[TASK OBJECTIVE]: Scan the entries for "JSON". Every line that holds it is to be copied.

[MATERIAL TO PROCESS]:
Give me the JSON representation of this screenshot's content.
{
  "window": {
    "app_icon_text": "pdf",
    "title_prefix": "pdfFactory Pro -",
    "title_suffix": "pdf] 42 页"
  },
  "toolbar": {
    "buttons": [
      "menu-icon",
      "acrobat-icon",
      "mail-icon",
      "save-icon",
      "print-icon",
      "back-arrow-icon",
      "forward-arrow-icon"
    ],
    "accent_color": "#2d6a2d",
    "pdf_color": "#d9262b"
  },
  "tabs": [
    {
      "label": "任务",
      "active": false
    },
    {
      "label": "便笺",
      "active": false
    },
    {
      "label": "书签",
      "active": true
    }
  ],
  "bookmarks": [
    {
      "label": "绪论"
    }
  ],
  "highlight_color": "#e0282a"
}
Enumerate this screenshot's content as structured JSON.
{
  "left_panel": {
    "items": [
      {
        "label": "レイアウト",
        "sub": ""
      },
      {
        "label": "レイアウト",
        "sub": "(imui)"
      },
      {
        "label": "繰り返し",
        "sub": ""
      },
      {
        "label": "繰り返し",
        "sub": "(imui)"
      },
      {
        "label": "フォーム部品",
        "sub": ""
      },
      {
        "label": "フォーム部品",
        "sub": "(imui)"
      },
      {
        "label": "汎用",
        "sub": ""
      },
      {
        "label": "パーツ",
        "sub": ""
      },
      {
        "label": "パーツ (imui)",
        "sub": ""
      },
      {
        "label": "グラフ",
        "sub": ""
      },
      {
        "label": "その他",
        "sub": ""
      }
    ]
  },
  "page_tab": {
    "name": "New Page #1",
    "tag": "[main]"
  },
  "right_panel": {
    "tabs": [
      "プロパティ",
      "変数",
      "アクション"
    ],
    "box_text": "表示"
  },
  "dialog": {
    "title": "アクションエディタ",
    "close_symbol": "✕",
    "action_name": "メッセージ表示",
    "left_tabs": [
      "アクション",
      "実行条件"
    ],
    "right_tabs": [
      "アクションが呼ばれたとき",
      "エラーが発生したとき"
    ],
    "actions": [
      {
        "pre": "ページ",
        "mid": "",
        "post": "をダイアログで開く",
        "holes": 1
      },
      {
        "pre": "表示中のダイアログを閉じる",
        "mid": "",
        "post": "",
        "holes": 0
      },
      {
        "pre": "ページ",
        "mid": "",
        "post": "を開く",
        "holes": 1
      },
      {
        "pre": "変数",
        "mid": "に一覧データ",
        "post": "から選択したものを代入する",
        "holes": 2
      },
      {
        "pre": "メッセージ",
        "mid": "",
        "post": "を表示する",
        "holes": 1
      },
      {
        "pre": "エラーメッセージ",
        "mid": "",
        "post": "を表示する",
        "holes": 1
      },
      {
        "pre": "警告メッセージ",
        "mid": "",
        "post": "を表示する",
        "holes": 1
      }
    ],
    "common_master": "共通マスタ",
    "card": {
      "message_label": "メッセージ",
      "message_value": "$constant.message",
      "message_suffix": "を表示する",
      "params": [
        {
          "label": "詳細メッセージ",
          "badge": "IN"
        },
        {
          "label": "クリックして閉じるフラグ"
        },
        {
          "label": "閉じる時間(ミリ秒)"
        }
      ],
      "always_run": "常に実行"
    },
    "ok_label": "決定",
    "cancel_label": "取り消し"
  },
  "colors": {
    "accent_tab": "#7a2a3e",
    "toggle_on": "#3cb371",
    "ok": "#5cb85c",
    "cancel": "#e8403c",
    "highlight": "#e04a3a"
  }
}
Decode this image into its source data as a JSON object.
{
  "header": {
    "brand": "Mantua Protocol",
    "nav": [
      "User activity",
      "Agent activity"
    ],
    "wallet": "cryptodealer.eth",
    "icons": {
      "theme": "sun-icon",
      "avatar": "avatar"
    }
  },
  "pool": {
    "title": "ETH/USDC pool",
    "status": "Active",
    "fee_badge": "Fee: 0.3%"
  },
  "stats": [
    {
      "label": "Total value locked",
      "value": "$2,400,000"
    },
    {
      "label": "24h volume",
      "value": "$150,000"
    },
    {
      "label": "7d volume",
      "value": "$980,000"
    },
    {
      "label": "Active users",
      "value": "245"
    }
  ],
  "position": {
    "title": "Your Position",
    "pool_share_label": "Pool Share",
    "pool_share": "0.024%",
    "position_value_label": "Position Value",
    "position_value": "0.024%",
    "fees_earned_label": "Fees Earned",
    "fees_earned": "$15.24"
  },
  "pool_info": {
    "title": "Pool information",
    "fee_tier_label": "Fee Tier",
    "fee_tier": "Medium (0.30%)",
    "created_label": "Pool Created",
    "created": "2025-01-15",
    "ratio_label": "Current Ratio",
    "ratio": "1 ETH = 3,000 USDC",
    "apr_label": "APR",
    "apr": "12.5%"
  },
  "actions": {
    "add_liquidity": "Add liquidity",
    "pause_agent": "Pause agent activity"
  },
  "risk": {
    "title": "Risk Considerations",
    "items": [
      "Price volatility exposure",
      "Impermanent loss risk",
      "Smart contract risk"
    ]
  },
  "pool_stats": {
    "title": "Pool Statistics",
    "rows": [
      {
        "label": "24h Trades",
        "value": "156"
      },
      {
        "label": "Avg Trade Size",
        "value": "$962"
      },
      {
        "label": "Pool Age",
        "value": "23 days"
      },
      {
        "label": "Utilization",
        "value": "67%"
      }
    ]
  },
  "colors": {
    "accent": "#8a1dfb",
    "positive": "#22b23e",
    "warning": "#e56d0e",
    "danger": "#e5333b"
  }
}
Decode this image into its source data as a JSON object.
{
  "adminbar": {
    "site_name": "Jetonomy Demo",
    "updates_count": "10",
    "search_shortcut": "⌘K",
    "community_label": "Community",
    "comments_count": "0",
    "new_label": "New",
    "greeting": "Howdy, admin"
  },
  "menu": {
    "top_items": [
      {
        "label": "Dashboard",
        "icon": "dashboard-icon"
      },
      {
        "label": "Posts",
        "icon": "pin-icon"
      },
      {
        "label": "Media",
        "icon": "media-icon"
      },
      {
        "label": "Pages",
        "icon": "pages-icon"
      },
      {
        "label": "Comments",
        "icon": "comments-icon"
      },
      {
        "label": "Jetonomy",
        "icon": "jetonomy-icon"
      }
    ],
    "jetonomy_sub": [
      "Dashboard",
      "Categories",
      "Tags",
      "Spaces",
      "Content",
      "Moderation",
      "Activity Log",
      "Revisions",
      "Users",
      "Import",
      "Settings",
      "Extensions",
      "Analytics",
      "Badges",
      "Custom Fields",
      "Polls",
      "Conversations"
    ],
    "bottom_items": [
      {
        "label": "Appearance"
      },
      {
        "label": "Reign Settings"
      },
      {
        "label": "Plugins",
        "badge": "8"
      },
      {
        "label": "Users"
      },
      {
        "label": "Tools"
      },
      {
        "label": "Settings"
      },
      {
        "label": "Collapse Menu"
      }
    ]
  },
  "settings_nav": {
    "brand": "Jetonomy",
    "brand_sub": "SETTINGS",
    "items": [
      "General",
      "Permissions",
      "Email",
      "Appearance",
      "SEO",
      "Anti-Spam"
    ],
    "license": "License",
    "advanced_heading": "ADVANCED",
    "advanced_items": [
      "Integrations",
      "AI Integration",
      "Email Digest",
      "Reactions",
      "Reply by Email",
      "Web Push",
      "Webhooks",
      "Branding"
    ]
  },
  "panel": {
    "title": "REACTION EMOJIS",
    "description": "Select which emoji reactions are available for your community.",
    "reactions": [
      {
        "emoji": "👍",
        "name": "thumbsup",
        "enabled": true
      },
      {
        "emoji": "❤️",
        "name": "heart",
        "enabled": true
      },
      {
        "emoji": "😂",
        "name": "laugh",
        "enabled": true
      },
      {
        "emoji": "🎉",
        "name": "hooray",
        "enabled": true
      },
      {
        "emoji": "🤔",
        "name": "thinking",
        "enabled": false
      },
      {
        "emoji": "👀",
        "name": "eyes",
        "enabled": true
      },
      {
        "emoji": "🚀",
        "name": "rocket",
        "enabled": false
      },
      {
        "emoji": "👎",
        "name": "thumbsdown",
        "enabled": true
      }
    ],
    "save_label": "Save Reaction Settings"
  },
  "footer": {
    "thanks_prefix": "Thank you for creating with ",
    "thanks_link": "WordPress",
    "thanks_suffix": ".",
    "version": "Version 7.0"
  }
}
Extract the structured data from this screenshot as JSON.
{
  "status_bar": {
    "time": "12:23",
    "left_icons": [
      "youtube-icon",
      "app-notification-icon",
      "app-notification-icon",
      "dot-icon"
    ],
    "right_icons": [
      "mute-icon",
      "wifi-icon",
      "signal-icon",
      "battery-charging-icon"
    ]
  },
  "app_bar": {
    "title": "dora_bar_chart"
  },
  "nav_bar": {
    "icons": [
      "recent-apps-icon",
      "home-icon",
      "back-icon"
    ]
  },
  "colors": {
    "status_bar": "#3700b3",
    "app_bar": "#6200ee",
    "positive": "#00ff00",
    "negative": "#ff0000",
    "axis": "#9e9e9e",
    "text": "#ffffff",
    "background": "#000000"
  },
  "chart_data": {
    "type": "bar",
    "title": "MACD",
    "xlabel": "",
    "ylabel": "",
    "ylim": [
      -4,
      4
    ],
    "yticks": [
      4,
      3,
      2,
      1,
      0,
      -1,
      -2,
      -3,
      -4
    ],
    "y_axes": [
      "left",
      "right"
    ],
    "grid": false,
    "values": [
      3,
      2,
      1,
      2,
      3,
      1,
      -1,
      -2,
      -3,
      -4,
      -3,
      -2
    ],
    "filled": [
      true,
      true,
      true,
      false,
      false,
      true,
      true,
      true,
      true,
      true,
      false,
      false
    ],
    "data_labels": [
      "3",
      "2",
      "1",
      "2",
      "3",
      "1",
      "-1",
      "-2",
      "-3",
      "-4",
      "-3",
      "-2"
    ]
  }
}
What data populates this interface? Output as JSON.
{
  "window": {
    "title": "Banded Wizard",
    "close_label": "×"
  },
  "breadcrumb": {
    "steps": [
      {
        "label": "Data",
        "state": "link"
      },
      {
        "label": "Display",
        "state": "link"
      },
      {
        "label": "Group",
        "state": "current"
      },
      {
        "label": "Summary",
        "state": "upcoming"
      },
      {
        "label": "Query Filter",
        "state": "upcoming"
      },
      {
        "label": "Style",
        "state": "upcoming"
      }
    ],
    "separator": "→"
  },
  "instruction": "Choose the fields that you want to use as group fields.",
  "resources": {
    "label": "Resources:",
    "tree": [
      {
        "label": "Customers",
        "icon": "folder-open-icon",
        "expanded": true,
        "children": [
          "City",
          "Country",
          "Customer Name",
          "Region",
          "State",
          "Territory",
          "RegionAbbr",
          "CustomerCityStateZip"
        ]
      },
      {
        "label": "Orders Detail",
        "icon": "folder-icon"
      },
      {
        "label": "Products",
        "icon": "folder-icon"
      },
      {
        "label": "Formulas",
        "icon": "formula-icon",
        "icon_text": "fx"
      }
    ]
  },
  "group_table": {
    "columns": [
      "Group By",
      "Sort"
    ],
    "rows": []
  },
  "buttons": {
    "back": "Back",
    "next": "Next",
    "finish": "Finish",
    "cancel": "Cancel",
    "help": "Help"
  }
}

[EXERCISE OUTPUT]:
Give me the JSON representation of this screenshot's content.
Enumerate this screenshot's content as structured JSON.
Decode this image into its source data as a JSON object.
Decode this image into its source data as a JSON object.
Extract the structured data from this screenshot as JSON.
What data populates this interface? Output as JSON.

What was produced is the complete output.